Scan the lines below for the string "selected" and copy every one that has it.

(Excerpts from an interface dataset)
####

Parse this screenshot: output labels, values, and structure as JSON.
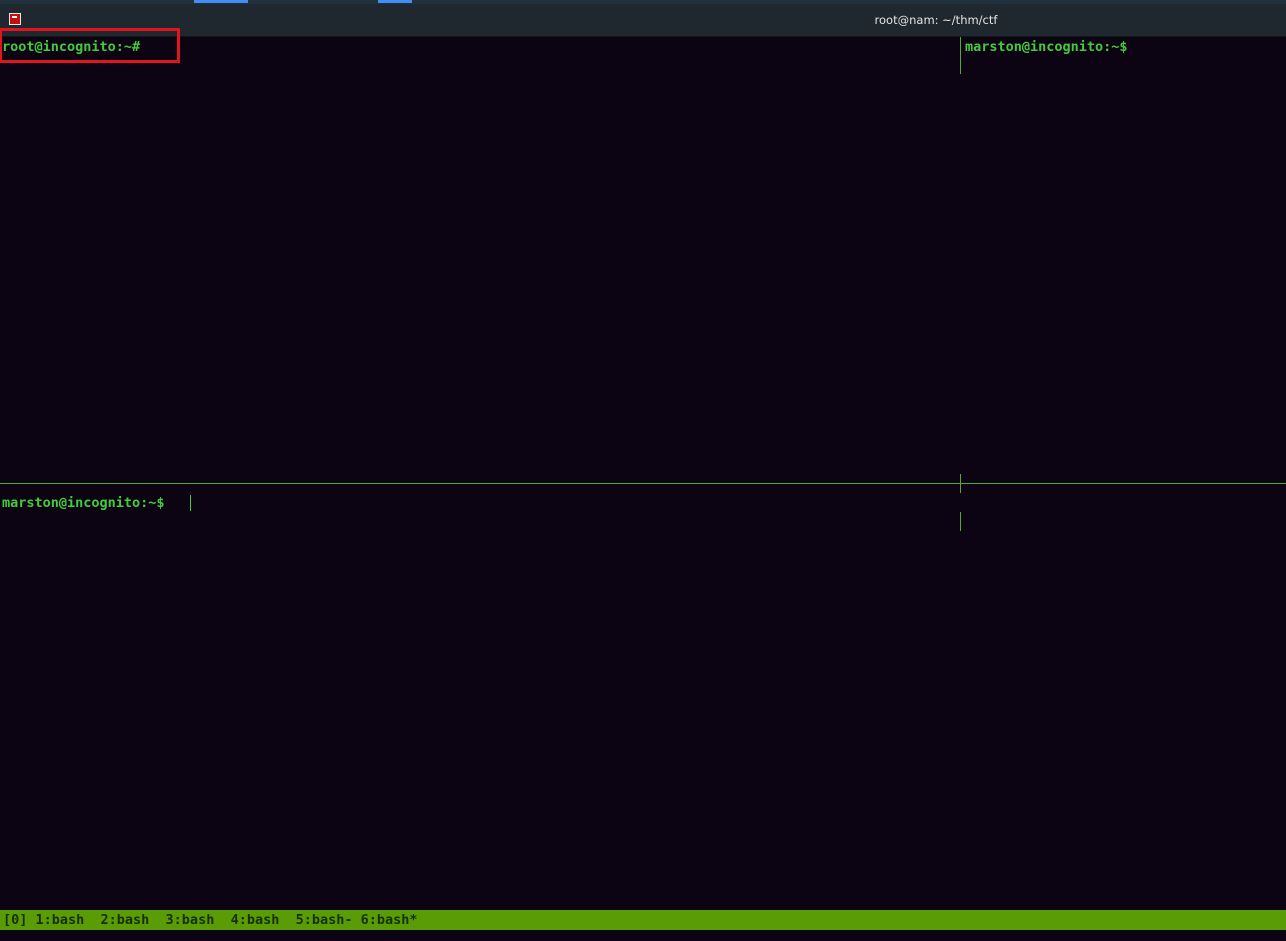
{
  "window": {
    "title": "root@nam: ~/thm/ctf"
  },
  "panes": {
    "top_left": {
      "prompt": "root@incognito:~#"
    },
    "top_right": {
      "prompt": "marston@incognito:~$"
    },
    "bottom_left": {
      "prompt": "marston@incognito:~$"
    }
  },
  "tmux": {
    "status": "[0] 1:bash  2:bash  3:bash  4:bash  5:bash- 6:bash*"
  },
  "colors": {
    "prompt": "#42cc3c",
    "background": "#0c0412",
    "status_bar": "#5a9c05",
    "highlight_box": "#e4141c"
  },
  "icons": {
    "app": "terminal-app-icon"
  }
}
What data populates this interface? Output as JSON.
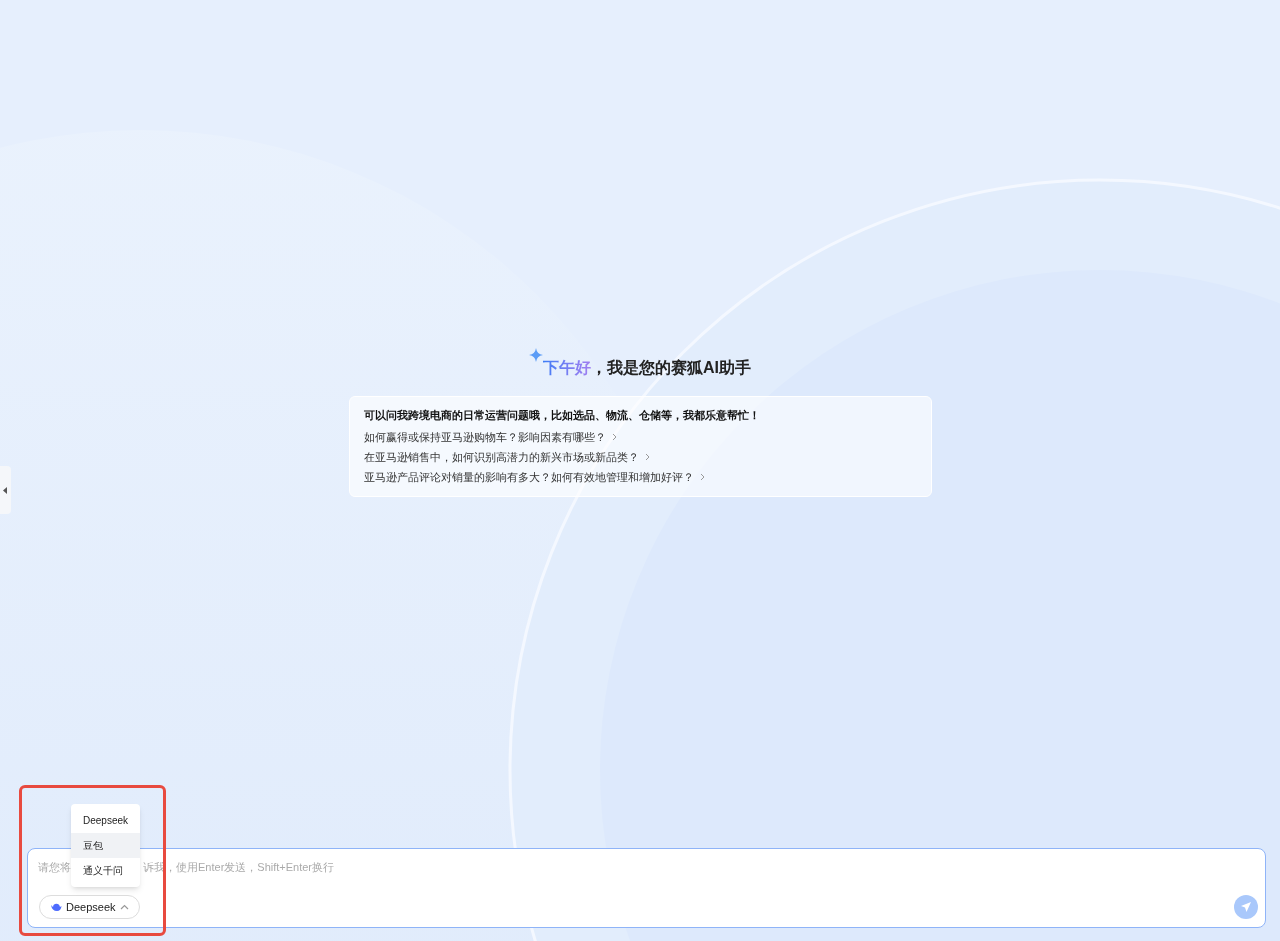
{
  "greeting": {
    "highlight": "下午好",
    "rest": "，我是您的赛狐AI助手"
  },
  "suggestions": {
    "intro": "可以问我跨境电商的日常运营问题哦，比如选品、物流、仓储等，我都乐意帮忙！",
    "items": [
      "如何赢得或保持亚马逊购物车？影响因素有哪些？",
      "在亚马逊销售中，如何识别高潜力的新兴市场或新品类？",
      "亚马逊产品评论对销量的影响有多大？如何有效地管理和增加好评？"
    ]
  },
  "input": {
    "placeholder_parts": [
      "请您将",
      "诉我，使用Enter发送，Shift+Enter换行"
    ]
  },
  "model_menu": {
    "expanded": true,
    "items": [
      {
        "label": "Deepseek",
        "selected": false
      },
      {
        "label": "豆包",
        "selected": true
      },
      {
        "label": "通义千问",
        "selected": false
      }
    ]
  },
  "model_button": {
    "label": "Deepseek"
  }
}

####

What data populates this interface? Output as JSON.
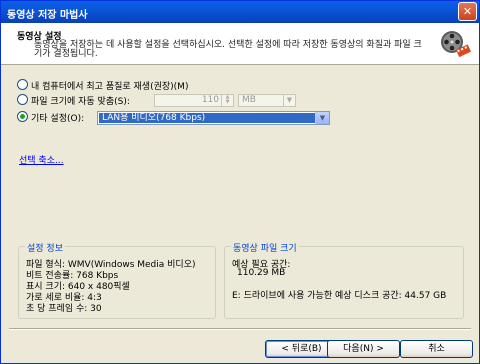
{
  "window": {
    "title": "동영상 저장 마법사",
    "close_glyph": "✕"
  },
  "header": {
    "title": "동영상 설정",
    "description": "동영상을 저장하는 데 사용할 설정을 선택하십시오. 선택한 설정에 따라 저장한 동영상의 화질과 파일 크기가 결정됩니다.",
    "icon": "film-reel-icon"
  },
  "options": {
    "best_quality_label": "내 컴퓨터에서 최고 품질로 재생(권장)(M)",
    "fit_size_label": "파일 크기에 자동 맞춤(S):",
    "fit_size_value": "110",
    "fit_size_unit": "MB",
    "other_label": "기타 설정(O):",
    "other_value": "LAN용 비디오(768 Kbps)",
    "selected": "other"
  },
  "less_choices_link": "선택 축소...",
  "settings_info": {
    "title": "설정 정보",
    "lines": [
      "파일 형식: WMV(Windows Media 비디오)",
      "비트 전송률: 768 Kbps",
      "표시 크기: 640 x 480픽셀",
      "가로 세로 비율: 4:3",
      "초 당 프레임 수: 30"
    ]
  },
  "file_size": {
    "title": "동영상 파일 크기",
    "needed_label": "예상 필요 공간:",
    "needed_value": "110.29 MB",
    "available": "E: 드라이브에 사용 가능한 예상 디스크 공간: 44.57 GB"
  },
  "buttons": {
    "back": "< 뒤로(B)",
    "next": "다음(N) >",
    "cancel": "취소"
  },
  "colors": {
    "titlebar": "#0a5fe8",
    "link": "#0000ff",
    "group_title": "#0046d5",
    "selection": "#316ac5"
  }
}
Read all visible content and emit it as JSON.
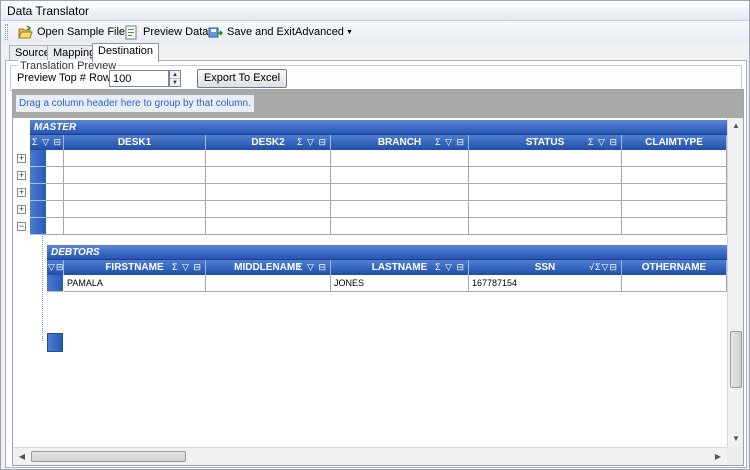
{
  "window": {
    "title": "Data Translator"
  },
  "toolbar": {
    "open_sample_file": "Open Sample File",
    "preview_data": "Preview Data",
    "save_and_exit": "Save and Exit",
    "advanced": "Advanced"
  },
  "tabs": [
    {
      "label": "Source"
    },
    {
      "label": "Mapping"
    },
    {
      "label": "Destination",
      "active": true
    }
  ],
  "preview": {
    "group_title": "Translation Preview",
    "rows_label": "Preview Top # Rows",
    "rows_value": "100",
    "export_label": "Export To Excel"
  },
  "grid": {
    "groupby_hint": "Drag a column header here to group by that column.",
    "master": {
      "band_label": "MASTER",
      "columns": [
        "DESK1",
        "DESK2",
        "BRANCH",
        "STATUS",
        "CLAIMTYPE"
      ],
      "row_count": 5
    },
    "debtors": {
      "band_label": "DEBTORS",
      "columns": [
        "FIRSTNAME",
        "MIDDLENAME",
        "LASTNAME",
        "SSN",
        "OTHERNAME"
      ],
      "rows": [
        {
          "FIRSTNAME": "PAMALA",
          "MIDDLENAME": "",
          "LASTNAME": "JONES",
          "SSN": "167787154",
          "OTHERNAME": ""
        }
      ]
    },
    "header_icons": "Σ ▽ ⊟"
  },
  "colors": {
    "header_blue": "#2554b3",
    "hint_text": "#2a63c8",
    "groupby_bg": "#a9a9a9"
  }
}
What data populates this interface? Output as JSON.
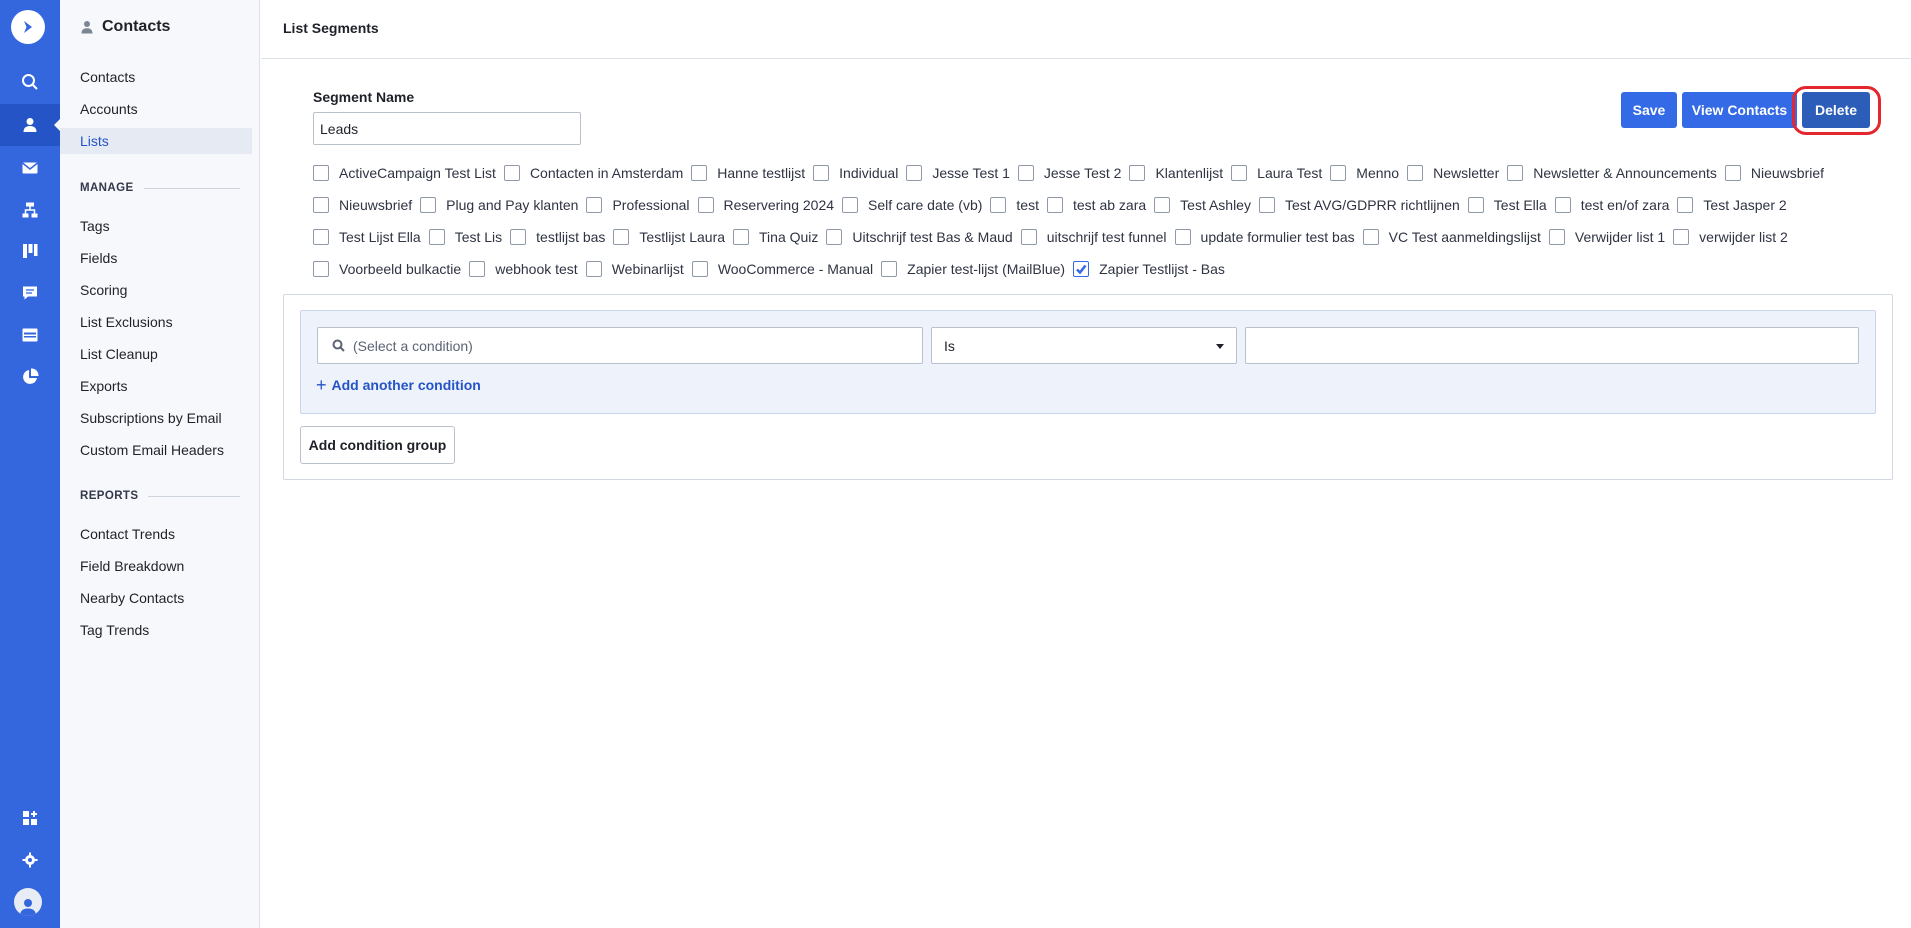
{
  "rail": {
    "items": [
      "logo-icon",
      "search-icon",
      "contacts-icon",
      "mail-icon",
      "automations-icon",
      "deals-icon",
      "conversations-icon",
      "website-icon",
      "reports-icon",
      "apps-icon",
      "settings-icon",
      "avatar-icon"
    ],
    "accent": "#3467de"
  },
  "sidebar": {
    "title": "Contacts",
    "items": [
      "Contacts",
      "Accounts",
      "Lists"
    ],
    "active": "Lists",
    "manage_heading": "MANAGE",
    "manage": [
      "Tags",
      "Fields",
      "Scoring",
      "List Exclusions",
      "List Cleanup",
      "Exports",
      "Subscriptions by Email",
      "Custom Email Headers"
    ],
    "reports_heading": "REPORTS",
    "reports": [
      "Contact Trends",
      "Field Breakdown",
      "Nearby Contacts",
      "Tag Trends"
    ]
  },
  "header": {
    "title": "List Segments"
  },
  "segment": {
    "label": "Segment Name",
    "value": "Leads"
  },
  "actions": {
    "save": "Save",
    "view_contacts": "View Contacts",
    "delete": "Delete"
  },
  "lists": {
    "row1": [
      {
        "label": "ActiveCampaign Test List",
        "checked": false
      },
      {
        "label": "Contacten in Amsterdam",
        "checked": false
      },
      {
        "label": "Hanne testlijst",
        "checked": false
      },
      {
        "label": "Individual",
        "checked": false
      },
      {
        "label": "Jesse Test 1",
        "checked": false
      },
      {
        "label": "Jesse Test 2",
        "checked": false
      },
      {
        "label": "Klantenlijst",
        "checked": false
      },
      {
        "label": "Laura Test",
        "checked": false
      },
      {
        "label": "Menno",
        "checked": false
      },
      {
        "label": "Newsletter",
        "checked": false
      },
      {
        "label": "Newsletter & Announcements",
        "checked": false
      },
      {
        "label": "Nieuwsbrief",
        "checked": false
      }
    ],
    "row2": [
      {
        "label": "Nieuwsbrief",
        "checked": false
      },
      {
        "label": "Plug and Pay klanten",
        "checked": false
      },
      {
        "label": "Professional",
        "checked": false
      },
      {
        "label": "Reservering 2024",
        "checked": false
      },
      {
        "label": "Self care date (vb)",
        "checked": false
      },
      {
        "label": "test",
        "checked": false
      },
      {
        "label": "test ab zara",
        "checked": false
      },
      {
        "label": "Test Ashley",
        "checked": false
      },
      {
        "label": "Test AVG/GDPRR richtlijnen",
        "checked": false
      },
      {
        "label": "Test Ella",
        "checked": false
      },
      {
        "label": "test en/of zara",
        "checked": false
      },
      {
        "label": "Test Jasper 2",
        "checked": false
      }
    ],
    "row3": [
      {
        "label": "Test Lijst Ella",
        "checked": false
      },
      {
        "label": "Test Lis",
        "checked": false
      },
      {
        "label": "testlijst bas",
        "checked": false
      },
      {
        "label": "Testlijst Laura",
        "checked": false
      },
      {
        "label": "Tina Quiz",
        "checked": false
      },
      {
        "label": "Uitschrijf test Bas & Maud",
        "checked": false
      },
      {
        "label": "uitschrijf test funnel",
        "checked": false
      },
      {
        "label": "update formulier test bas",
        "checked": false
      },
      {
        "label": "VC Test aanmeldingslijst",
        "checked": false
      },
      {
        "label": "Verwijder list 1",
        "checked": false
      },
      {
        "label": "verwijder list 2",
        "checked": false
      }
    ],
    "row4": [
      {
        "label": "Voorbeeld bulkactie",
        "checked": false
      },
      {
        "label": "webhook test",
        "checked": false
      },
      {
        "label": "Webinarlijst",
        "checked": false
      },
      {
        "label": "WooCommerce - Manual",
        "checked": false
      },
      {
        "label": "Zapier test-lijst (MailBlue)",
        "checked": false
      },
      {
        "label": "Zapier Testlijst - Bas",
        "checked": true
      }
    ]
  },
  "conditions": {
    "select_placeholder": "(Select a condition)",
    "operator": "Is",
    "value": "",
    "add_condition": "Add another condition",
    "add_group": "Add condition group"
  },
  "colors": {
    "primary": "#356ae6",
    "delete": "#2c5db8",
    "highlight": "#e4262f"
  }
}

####

Completed exercise:
        "selected": false
        "selected": true
        "selected": false
    "selected": "other"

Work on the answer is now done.